As the baby boomer generation approaches old age, the percentage of seniors with drinking problems is likely to increase.
According to a recent study, at least one in five elderly people binge drink more than the recommended levels. Women over 65 years old were found to drink too much while one in five men has too many drinks. These numbers are expected to jump as baby boomers enter this category.
In a recent article, experts already noted that this generation tends to consume more alcohol than other older generations. Because they are one of the largest generations, there could be a serious epidemic of alcohol-related problems.
Seniors typically have conditions where drinking alcohol would be considered risky behavior. Older people tend to be more commonly diabetic, have high blood pressure or take medication. Consuming any amount of alcohol with these conditions is not good for their health.
A leader in the study for Alcohol Research UK, Dr. Sarah Wadd, says for many people, especially those 75 years old or older, metabolizing alcohol can be difficult.
There is a lot of focus on young people and drinking problems, however, the elderly population is at risk as well. This age group has much more time on their hands, often battles loneliness and usually has a disposable income, all which can lead to an increase in alcohol consumption.

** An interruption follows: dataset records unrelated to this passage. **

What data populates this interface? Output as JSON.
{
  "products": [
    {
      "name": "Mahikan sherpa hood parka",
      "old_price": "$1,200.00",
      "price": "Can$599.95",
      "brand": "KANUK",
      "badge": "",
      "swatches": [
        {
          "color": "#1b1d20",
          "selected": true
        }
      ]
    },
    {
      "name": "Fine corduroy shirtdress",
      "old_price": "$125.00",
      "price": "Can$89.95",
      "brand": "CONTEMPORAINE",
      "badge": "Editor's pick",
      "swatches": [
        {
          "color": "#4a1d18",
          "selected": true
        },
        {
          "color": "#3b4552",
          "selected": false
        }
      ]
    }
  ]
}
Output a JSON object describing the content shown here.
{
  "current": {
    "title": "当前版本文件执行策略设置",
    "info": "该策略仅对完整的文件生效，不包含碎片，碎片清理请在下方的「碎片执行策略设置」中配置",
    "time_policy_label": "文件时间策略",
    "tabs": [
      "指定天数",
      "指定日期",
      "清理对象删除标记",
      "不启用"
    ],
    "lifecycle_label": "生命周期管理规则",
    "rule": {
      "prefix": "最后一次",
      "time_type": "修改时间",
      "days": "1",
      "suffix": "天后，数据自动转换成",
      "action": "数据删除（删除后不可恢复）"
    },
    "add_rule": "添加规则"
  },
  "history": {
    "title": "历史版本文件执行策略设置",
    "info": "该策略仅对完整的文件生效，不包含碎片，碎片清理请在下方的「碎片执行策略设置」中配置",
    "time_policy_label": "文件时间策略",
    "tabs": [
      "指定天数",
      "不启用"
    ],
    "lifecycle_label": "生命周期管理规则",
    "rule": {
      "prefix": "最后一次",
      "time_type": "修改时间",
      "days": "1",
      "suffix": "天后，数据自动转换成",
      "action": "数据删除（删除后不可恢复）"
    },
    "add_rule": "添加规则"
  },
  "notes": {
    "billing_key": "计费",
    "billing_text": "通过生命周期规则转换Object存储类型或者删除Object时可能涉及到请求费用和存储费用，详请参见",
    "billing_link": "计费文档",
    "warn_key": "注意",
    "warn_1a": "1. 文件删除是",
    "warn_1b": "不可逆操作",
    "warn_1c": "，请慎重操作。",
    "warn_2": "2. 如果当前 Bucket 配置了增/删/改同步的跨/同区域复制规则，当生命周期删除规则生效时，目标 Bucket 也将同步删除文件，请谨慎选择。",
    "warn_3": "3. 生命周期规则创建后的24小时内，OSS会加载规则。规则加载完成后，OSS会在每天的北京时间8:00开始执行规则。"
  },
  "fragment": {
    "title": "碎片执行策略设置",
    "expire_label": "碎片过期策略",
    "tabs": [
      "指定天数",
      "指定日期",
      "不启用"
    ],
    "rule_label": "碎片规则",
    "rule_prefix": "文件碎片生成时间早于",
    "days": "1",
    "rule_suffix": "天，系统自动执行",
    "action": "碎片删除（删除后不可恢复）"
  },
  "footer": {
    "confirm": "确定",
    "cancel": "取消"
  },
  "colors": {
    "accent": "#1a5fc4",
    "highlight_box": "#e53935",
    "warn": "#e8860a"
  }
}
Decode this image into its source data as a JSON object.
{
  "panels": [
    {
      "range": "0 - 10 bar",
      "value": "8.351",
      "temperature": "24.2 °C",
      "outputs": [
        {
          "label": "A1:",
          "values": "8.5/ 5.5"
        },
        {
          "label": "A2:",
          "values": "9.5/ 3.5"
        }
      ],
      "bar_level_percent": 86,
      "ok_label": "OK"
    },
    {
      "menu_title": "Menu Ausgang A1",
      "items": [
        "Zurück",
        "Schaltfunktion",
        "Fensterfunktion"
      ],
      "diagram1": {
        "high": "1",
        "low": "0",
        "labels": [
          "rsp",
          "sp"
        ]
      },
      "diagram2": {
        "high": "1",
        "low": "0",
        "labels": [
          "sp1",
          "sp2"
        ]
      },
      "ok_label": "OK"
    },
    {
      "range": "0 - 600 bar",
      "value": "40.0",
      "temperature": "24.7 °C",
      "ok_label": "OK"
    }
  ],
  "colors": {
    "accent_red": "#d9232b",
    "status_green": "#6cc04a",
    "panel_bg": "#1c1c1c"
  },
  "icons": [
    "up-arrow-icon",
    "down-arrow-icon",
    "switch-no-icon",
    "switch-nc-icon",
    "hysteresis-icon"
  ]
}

Dr. Wadd says drinking problems can be difficult to see in older people, which poses its own set of problems. She says that researchers think seniors hold back on coming forward about their drinking problems because of shame associated with alcohol and their age. The topics of alcohol and drinking problems are also a hard dialog to bring up between grandchildren as well as social workers, but it is imperative to do so.